━━ ENTRIES SUPPLIED ━━

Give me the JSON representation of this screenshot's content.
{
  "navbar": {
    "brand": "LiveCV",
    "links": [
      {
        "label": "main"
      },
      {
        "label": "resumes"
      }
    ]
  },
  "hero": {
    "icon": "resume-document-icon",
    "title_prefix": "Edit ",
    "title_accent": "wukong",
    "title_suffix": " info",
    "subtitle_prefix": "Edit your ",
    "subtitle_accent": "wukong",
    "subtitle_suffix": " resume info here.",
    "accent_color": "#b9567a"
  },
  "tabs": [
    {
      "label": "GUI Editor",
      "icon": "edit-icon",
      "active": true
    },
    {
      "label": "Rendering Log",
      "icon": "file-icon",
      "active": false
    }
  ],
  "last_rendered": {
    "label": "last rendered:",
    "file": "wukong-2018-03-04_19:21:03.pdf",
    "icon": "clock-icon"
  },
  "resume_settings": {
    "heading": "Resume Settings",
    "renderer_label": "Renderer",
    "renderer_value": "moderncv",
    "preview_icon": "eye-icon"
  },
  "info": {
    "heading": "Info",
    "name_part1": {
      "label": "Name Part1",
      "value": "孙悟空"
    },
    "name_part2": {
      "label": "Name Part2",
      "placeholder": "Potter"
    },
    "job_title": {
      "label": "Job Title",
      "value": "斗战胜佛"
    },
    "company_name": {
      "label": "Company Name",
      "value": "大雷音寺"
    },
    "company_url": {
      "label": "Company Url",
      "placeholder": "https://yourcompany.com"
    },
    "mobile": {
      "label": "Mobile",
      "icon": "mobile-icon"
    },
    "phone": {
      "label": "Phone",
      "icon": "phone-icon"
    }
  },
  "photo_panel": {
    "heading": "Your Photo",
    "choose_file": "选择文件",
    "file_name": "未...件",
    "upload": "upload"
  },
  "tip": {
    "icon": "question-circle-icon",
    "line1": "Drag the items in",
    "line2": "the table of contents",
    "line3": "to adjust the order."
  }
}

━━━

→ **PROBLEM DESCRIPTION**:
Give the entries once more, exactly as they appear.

→ **SOLUTION FOR THIS EXERCISE**:
Give me the JSON representation of this screenshot's content.
{
  "navbar": {
    "brand": "LiveCV",
    "links": [
      {
        "label": "main"
      },
      {
        "label": "resumes"
      }
    ]
  },
  "hero": {
    "icon": "resume-document-icon",
    "title_prefix": "Edit ",
    "title_accent": "wukong",
    "title_suffix": " info",
    "subtitle_prefix": "Edit your ",
    "subtitle_accent": "wukong",
    "subtitle_suffix": " resume info here.",
    "accent_color": "#b9567a"
  },
  "tabs": [
    {
      "label": "GUI Editor",
      "icon": "edit-icon",
      "active": true
    },
    {
      "label": "Rendering Log",
      "icon": "file-icon",
      "active": false
    }
  ],
  "last_rendered": {
    "label": "last rendered:",
    "file": "wukong-2018-03-04_19:21:03.pdf",
    "icon": "clock-icon"
  },
  "resume_settings": {
    "heading": "Resume Settings",
    "renderer_label": "Renderer",
    "renderer_value": "moderncv",
    "preview_icon": "eye-icon"
  },
  "info": {
    "heading": "Info",
    "name_part1": {
      "label": "Name Part1",
      "value": "孙悟空"
    },
    "name_part2": {
      "label": "Name Part2",
      "placeholder": "Potter"
    },
    "job_title": {
      "label": "Job Title",
      "value": "斗战胜佛"
    },
    "company_name": {
      "label": "Company Name",
      "value": "大雷音寺"
    },
    "company_url": {
      "label": "Company Url",
      "placeholder": "https://yourcompany.com"
    },
    "mobile": {
      "label": "Mobile",
      "icon": "mobile-icon"
    },
    "phone": {
      "label": "Phone",
      "icon": "phone-icon"
    }
  },
  "photo_panel": {
    "heading": "Your Photo",
    "choose_file": "选择文件",
    "file_name": "未...件",
    "upload": "upload"
  },
  "tip": {
    "icon": "question-circle-icon",
    "line1": "Drag the items in",
    "line2": "the table of contents",
    "line3": "to adjust the order."
  }
}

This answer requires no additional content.